▼
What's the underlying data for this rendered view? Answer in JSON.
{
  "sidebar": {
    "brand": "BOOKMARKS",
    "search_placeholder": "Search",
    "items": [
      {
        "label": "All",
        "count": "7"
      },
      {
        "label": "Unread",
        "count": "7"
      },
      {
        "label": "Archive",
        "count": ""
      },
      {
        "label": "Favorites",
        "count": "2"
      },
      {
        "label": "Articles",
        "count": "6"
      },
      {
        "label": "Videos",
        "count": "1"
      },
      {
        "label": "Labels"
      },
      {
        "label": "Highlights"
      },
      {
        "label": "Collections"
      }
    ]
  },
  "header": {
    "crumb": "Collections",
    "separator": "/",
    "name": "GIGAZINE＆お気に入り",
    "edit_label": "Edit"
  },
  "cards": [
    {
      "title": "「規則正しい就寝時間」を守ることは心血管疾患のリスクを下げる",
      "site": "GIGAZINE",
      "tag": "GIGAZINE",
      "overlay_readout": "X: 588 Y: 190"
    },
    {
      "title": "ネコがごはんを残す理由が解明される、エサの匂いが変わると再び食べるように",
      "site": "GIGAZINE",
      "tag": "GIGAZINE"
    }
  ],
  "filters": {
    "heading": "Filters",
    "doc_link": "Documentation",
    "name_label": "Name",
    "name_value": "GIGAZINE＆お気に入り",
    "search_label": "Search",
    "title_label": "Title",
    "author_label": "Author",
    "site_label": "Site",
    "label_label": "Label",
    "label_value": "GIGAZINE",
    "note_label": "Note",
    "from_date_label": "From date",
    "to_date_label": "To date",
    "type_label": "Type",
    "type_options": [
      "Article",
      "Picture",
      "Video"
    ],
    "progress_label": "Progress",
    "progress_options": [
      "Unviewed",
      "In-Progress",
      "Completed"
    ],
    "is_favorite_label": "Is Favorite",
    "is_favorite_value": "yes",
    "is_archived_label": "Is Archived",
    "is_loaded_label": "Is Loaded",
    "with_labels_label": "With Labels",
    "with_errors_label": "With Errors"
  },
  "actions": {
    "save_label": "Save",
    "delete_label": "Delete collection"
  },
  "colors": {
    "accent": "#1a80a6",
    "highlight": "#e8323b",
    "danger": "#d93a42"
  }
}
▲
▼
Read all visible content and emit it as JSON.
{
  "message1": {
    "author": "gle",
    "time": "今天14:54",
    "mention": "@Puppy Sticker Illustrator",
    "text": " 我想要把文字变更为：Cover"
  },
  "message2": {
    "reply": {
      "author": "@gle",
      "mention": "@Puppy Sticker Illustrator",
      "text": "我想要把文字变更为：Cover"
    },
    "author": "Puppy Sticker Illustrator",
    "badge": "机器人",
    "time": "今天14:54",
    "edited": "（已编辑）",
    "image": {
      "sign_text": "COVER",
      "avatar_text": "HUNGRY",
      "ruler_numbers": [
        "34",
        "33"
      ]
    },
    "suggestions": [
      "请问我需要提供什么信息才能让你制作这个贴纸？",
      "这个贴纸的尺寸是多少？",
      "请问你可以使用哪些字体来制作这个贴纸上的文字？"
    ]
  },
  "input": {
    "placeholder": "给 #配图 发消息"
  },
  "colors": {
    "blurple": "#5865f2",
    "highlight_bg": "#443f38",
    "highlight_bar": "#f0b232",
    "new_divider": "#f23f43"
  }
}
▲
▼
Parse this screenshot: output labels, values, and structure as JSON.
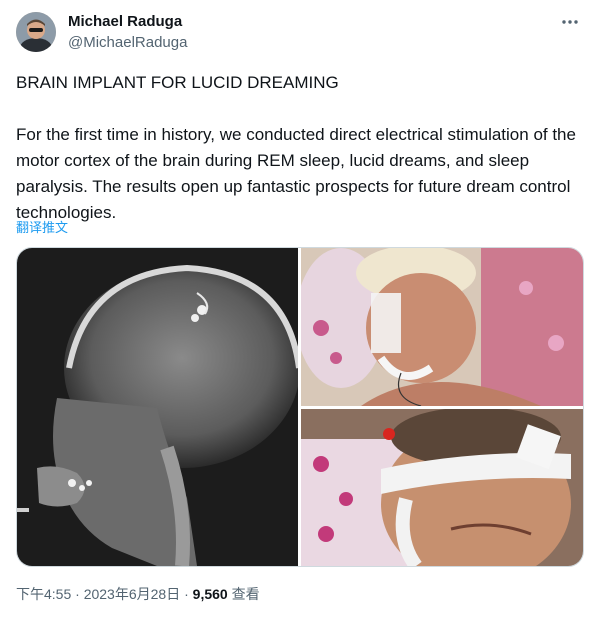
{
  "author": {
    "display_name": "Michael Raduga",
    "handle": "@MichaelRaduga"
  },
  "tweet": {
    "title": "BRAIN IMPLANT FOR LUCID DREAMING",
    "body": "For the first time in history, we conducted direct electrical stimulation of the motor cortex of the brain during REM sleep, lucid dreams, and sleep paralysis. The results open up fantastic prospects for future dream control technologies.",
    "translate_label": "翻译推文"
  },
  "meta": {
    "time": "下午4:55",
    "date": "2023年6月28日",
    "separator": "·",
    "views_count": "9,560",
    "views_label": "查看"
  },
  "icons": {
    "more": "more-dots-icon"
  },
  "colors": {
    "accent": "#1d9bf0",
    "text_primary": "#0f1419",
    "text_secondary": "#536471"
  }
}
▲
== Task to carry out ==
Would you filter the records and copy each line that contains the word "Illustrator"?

== Answer area ==
    "mention": "@Puppy Sticker Illustrator",
      "mention": "@Puppy Sticker Illustrator",
    "author": "Puppy Sticker Illustrator",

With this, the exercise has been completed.